With recent actions by NFL players stirring national debate, hundreds of Putnam residents joined county officials in Cornerstone Park in Carmel Sunday morning to pay tribute to the American flags along Lake Gleneida shore.
With dozens of NFL players kneeling during the national anthem in protest against racial inequality, police brutality and President Donald Trump this season, County Executive MaryEllen Odell called the rally to take a stand against the disrespect she feels is being displayed throughout the country.
She argued standing for the anthem honored those American soldiers that have fought for the country’s freedom.
“For more than 200 years our flag has been the symbol of our nation’s strength and unity and it certainly is a source of pride, but also inspiration,” Odell said. “When our national anthem is played we stand for respect for those who fought and can no longer stand.”

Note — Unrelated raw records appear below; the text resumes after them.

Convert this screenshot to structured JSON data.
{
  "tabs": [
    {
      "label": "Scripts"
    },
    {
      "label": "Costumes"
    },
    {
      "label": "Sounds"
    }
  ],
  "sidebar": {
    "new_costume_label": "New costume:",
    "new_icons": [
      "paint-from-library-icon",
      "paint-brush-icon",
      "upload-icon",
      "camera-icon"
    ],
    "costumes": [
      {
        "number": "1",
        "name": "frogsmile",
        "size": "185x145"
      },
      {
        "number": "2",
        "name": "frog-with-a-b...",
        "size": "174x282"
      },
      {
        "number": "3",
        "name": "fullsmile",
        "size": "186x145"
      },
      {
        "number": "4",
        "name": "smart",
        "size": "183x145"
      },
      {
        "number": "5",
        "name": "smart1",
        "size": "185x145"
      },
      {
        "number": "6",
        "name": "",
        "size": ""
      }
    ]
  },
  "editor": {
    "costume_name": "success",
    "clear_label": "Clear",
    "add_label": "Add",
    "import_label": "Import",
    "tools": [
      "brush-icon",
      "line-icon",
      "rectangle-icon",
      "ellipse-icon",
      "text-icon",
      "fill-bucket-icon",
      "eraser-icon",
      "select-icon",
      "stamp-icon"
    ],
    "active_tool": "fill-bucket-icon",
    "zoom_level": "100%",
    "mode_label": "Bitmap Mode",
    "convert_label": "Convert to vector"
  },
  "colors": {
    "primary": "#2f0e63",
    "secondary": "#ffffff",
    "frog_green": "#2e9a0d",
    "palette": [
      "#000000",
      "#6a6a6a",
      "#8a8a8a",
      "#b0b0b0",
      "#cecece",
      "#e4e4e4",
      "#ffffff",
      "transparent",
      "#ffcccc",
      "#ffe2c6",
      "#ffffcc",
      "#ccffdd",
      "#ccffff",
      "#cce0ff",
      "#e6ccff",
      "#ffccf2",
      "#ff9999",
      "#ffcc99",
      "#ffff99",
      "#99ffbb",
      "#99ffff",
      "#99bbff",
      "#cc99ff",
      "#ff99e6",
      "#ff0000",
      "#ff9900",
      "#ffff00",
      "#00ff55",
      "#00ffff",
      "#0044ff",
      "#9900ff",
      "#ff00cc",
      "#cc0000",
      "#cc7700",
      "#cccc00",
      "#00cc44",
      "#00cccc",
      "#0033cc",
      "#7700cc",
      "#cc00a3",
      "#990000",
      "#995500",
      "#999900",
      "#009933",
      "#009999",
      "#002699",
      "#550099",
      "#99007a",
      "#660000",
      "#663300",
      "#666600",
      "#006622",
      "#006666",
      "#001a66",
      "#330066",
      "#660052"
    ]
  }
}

County Legislature Chairwoman Ginny Nacerino agreed, adding that showing respect for the flag shouldn’t be complicated.
“We stand for our flag and our national anthem to show respect and acknowledge our freedom and liberties in their most simplistic form,” Nacerino said.

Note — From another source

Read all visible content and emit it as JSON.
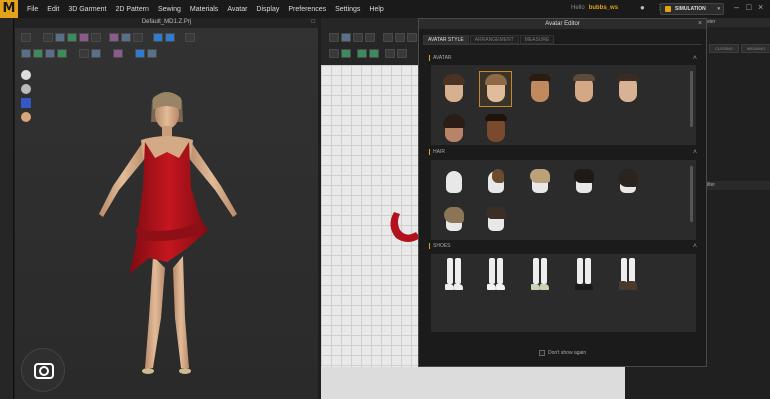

Throughout the demonstration, attendees proudly waved their American flags, chanting, “U.S.A,” and sported stickers stating, “Putnam County Stands up for America.” The Carmel Rams youth football team was also in attendance, with one player picking up flags that had fallen due to the wind.
While a majority in attendance joined in solidary during the National Anthem, few resident took a knee, including Patterson resident Andrew Falk. Falk criticized Trump’s handlings of both the August tragedy in Charlottesville, Virginia where white nationalist held an ugly rally leading to one young woman’s death and his explicit comments demanding NFL owners fire players who disrespect the flag.
“When Donald Trump says that people who were protesting in Charlottesville are ‘very fine people’ and he says that black athletes who are kneeling are ‘sons of bitches,’ then what I say is that I’d rather kneel with ‘sons of bitches’ than stand with ‘very fine people,’” Falk, who commended the sheriff’s department for its professional work during the rally, said. “My kneeling stems from solidary with people who don’t look like me who feel they don’t have justice in America and that’s what our flag stands for, it stands for the values of freedom of speech, and justice and equality and when people don’t have it I will dissent in solidarity with those people.”
While kneelers didn’t deter the patriotism displayed during the demonstration, Mahopac resident Joe Ramere believes that any action against the flag is un-American. There was some tension between those that chose to stand and others that took a knee.
“I feel very disheartened, I stopped watching the NFL completely because they don’t deserve my time,” Ramere said. “Those people who are kneeling are traitors to America.”
“Political issues are political issues, but respect for the flag is our being and our existence here,” said Carmel veteran Art Kiernan. “We were brought up to respect the flag. Kneelers can do whatever they want, they’re not important.”
Odell also added the importance of setting a good example for the next generation so they cherish and protect values like freedom, equality, and justice.
“We will always stand and honor the American flag and our veterans and our first responders in Putnam County and we do it as a responsibility to the next generation so they do not take for granted the rights that they have,” she said.